WHAT YOU SHOULD DO:
The entries are to be repeated in full, without any change.

Web page and app entries:
┄┄┄┄┄┄┄┄┄┄
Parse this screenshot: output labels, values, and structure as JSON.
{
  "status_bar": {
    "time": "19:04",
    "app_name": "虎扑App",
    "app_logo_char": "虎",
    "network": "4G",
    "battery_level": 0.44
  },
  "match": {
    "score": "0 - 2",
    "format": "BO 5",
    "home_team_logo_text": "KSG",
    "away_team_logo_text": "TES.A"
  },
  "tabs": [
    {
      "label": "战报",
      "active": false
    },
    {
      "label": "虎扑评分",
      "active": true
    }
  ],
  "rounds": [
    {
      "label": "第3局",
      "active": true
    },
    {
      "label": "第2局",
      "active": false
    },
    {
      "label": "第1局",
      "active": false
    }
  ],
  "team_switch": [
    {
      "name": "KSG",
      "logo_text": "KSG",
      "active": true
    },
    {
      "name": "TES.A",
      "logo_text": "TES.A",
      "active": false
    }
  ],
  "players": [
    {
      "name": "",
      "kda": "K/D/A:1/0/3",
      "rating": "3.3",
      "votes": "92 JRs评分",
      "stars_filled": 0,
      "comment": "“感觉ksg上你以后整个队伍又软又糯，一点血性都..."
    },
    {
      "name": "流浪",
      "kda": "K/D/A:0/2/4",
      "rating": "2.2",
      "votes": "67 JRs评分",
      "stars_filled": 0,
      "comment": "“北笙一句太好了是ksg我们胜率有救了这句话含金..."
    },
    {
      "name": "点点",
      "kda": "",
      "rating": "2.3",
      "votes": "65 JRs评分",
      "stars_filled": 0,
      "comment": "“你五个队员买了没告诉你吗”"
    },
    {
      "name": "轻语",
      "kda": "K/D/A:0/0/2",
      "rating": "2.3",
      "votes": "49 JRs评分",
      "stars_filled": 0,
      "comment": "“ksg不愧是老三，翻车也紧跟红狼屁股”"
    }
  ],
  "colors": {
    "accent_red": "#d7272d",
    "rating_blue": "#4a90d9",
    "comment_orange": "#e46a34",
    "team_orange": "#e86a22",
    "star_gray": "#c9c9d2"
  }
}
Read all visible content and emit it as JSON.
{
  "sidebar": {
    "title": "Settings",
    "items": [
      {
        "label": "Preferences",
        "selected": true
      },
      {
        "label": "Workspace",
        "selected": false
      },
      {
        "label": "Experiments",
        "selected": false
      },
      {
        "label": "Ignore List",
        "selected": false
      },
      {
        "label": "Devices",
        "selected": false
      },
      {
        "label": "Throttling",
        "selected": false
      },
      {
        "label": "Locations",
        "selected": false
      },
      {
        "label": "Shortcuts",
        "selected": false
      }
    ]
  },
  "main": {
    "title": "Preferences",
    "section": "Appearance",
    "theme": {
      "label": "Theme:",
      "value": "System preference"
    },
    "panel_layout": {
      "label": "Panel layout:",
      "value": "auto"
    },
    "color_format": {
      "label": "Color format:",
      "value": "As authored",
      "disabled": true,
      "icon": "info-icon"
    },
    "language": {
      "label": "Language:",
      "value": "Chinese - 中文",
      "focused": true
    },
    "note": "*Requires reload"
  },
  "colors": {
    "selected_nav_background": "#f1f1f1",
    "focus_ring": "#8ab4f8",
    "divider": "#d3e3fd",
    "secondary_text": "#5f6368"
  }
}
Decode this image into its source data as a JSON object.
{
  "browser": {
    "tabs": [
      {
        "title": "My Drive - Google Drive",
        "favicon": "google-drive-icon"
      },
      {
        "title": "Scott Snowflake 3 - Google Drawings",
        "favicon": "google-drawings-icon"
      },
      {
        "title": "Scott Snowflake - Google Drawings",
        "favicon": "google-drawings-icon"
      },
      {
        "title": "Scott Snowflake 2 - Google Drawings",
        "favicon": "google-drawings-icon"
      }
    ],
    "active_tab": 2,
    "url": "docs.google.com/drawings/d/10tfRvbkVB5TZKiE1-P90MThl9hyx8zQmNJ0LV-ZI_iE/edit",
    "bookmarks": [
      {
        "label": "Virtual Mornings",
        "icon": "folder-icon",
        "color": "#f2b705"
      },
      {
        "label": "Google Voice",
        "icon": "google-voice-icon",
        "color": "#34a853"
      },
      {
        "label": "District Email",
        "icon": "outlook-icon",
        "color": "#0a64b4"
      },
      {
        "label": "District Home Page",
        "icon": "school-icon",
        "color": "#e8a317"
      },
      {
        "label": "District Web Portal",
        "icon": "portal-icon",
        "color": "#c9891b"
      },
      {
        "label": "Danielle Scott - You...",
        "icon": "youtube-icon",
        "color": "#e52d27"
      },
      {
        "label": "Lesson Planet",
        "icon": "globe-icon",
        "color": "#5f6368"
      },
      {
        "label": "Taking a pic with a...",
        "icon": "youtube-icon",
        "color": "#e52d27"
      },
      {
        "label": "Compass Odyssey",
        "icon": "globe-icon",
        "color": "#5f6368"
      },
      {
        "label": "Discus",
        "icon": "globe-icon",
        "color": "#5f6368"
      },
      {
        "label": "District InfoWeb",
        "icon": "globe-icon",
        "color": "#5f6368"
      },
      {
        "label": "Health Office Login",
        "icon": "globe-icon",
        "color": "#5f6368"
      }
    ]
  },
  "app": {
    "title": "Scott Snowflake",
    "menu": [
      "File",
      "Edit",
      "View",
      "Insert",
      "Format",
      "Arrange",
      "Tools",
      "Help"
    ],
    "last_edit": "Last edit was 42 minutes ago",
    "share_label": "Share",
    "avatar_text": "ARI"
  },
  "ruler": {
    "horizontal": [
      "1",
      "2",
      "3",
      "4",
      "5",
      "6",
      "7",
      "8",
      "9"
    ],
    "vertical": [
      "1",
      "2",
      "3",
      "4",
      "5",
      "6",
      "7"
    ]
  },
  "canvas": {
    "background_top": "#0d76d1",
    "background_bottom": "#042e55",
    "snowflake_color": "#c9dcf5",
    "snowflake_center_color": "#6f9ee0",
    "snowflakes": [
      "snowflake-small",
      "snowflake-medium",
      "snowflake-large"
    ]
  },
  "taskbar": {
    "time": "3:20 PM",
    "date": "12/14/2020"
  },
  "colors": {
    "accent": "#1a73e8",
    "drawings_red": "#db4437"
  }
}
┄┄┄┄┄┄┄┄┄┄
EXERCISE RESULT:
Parse this screenshot: output labels, values, and structure as JSON.
{
  "status_bar": {
    "time": "19:04",
    "app_name": "虎扑App",
    "app_logo_char": "虎",
    "network": "4G",
    "battery_level": 0.44
  },
  "match": {
    "score": "0 - 2",
    "format": "BO 5",
    "home_team_logo_text": "KSG",
    "away_team_logo_text": "TES.A"
  },
  "tabs": [
    {
      "label": "战报",
      "active": false
    },
    {
      "label": "虎扑评分",
      "active": true
    }
  ],
  "rounds": [
    {
      "label": "第3局",
      "active": true
    },
    {
      "label": "第2局",
      "active": false
    },
    {
      "label": "第1局",
      "active": false
    }
  ],
  "team_switch": [
    {
      "name": "KSG",
      "logo_text": "KSG",
      "active": true
    },
    {
      "name": "TES.A",
      "logo_text": "TES.A",
      "active": false
    }
  ],
  "players": [
    {
      "name": "",
      "kda": "K/D/A:1/0/3",
      "rating": "3.3",
      "votes": "92 JRs评分",
      "stars_filled": 0,
      "comment": "“感觉ksg上你以后整个队伍又软又糯，一点血性都..."
    },
    {
      "name": "流浪",
      "kda": "K/D/A:0/2/4",
      "rating": "2.2",
      "votes": "67 JRs评分",
      "stars_filled": 0,
      "comment": "“北笙一句太好了是ksg我们胜率有救了这句话含金..."
    },
    {
      "name": "点点",
      "kda": "",
      "rating": "2.3",
      "votes": "65 JRs评分",
      "stars_filled": 0,
      "comment": "“你五个队员买了没告诉你吗”"
    },
    {
      "name": "轻语",
      "kda": "K/D/A:0/0/2",
      "rating": "2.3",
      "votes": "49 JRs评分",
      "stars_filled": 0,
      "comment": "“ksg不愧是老三，翻车也紧跟红狼屁股”"
    }
  ],
  "colors": {
    "accent_red": "#d7272d",
    "rating_blue": "#4a90d9",
    "comment_orange": "#e46a34",
    "team_orange": "#e86a22",
    "star_gray": "#c9c9d2"
  }
}
Read all visible content and emit it as JSON.
{
  "sidebar": {
    "title": "Settings",
    "items": [
      {
        "label": "Preferences",
        "selected": true
      },
      {
        "label": "Workspace",
        "selected": false
      },
      {
        "label": "Experiments",
        "selected": false
      },
      {
        "label": "Ignore List",
        "selected": false
      },
      {
        "label": "Devices",
        "selected": false
      },
      {
        "label": "Throttling",
        "selected": false
      },
      {
        "label": "Locations",
        "selected": false
      },
      {
        "label": "Shortcuts",
        "selected": false
      }
    ]
  },
  "main": {
    "title": "Preferences",
    "section": "Appearance",
    "theme": {
      "label": "Theme:",
      "value": "System preference"
    },
    "panel_layout": {
      "label": "Panel layout:",
      "value": "auto"
    },
    "color_format": {
      "label": "Color format:",
      "value": "As authored",
      "disabled": true,
      "icon": "info-icon"
    },
    "language": {
      "label": "Language:",
      "value": "Chinese - 中文",
      "focused": true
    },
    "note": "*Requires reload"
  },
  "colors": {
    "selected_nav_background": "#f1f1f1",
    "focus_ring": "#8ab4f8",
    "divider": "#d3e3fd",
    "secondary_text": "#5f6368"
  }
}
Decode this image into its source data as a JSON object.
{
  "browser": {
    "tabs": [
      {
        "title": "My Drive - Google Drive",
        "favicon": "google-drive-icon"
      },
      {
        "title": "Scott Snowflake 3 - Google Drawings",
        "favicon": "google-drawings-icon"
      },
      {
        "title": "Scott Snowflake - Google Drawings",
        "favicon": "google-drawings-icon"
      },
      {
        "title": "Scott Snowflake 2 - Google Drawings",
        "favicon": "google-drawings-icon"
      }
    ],
    "active_tab": 2,
    "url": "docs.google.com/drawings/d/10tfRvbkVB5TZKiE1-P90MThl9hyx8zQmNJ0LV-ZI_iE/edit",
    "bookmarks": [
      {
        "label": "Virtual Mornings",
        "icon": "folder-icon",
        "color": "#f2b705"
      },
      {
        "label": "Google Voice",
        "icon": "google-voice-icon",
        "color": "#34a853"
      },
      {
        "label": "District Email",
        "icon": "outlook-icon",
        "color": "#0a64b4"
      },
      {
        "label": "District Home Page",
        "icon": "school-icon",
        "color": "#e8a317"
      },
      {
        "label": "District Web Portal",
        "icon": "portal-icon",
        "color": "#c9891b"
      },
      {
        "label": "Danielle Scott - You...",
        "icon": "youtube-icon",
        "color": "#e52d27"
      },
      {
        "label": "Lesson Planet",
        "icon": "globe-icon",
        "color": "#5f6368"
      },
      {
        "label": "Taking a pic with a...",
        "icon": "youtube-icon",
        "color": "#e52d27"
      },
      {
        "label": "Compass Odyssey",
        "icon": "globe-icon",
        "color": "#5f6368"
      },
      {
        "label": "Discus",
        "icon": "globe-icon",
        "color": "#5f6368"
      },
      {
        "label": "District InfoWeb",
        "icon": "globe-icon",
        "color": "#5f6368"
      },
      {
        "label": "Health Office Login",
        "icon": "globe-icon",
        "color": "#5f6368"
      }
    ]
  },
  "app": {
    "title": "Scott Snowflake",
    "menu": [
      "File",
      "Edit",
      "View",
      "Insert",
      "Format",
      "Arrange",
      "Tools",
      "Help"
    ],
    "last_edit": "Last edit was 42 minutes ago",
    "share_label": "Share",
    "avatar_text": "ARI"
  },
  "ruler": {
    "horizontal": [
      "1",
      "2",
      "3",
      "4",
      "5",
      "6",
      "7",
      "8",
      "9"
    ],
    "vertical": [
      "1",
      "2",
      "3",
      "4",
      "5",
      "6",
      "7"
    ]
  },
  "canvas": {
    "background_top": "#0d76d1",
    "background_bottom": "#042e55",
    "snowflake_color": "#c9dcf5",
    "snowflake_center_color": "#6f9ee0",
    "snowflakes": [
      "snowflake-small",
      "snowflake-medium",
      "snowflake-large"
    ]
  },
  "taskbar": {
    "time": "3:20 PM",
    "date": "12/14/2020"
  },
  "colors": {
    "accent": "#1a73e8",
    "drawings_red": "#db4437"
  }
}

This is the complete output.